ASSIGNMENT:
Using the data below, please return every line exactly as given.

Collected data entries
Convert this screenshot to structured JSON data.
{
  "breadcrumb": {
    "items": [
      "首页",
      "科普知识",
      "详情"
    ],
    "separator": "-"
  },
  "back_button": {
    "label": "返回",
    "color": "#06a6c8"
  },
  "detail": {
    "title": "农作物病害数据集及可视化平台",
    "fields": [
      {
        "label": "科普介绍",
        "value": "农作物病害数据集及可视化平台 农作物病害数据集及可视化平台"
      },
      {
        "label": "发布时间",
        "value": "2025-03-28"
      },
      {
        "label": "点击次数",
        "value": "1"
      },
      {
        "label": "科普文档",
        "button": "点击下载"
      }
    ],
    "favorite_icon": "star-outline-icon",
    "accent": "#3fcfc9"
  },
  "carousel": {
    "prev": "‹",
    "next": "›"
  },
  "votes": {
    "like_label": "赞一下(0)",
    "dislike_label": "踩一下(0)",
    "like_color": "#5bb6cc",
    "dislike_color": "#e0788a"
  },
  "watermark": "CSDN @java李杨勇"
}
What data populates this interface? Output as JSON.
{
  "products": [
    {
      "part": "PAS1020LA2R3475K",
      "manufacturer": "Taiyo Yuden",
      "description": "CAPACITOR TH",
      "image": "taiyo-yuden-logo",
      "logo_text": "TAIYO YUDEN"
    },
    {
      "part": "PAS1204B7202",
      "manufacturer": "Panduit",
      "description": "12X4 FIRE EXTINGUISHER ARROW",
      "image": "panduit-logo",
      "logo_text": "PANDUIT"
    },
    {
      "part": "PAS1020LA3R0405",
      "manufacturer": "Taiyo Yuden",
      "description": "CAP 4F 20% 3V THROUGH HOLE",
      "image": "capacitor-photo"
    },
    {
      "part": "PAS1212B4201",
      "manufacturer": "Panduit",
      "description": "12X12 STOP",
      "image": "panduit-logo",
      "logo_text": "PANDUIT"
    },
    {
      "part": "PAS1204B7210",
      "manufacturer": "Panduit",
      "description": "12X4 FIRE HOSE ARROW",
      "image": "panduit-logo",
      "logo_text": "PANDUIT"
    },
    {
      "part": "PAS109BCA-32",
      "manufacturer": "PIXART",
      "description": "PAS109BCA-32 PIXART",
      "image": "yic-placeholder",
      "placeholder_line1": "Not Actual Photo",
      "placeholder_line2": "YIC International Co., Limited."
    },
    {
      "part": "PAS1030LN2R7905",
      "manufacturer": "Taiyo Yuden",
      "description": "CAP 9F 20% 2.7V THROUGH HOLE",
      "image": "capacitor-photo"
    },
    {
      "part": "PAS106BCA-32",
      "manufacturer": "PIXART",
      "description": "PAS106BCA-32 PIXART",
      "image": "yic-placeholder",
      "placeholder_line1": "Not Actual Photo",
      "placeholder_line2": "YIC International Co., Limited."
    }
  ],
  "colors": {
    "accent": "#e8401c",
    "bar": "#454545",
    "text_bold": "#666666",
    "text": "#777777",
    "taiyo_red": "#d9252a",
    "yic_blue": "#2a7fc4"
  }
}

EXERCISE ANSWER:
Convert this screenshot to structured JSON data.
{
  "breadcrumb": {
    "items": [
      "首页",
      "科普知识",
      "详情"
    ],
    "separator": "-"
  },
  "back_button": {
    "label": "返回",
    "color": "#06a6c8"
  },
  "detail": {
    "title": "农作物病害数据集及可视化平台",
    "fields": [
      {
        "label": "科普介绍",
        "value": "农作物病害数据集及可视化平台 农作物病害数据集及可视化平台"
      },
      {
        "label": "发布时间",
        "value": "2025-03-28"
      },
      {
        "label": "点击次数",
        "value": "1"
      },
      {
        "label": "科普文档",
        "button": "点击下载"
      }
    ],
    "favorite_icon": "star-outline-icon",
    "accent": "#3fcfc9"
  },
  "carousel": {
    "prev": "‹",
    "next": "›"
  },
  "votes": {
    "like_label": "赞一下(0)",
    "dislike_label": "踩一下(0)",
    "like_color": "#5bb6cc",
    "dislike_color": "#e0788a"
  },
  "watermark": "CSDN @java李杨勇"
}
What data populates this interface? Output as JSON.
{
  "products": [
    {
      "part": "PAS1020LA2R3475K",
      "manufacturer": "Taiyo Yuden",
      "description": "CAPACITOR TH",
      "image": "taiyo-yuden-logo",
      "logo_text": "TAIYO YUDEN"
    },
    {
      "part": "PAS1204B7202",
      "manufacturer": "Panduit",
      "description": "12X4 FIRE EXTINGUISHER ARROW",
      "image": "panduit-logo",
      "logo_text": "PANDUIT"
    },
    {
      "part": "PAS1020LA3R0405",
      "manufacturer": "Taiyo Yuden",
      "description": "CAP 4F 20% 3V THROUGH HOLE",
      "image": "capacitor-photo"
    },
    {
      "part": "PAS1212B4201",
      "manufacturer": "Panduit",
      "description": "12X12 STOP",
      "image": "panduit-logo",
      "logo_text": "PANDUIT"
    },
    {
      "part": "PAS1204B7210",
      "manufacturer": "Panduit",
      "description": "12X4 FIRE HOSE ARROW",
      "image": "panduit-logo",
      "logo_text": "PANDUIT"
    },
    {
      "part": "PAS109BCA-32",
      "manufacturer": "PIXART",
      "description": "PAS109BCA-32 PIXART",
      "image": "yic-placeholder",
      "placeholder_line1": "Not Actual Photo",
      "placeholder_line2": "YIC International Co., Limited."
    },
    {
      "part": "PAS1030LN2R7905",
      "manufacturer": "Taiyo Yuden",
      "description": "CAP 9F 20% 2.7V THROUGH HOLE",
      "image": "capacitor-photo"
    },
    {
      "part": "PAS106BCA-32",
      "manufacturer": "PIXART",
      "description": "PAS106BCA-32 PIXART",
      "image": "yic-placeholder",
      "placeholder_line1": "Not Actual Photo",
      "placeholder_line2": "YIC International Co., Limited."
    }
  ],
  "colors": {
    "accent": "#e8401c",
    "bar": "#454545",
    "text_bold": "#666666",
    "text": "#777777",
    "taiyo_red": "#d9252a",
    "yic_blue": "#2a7fc4"
  }
}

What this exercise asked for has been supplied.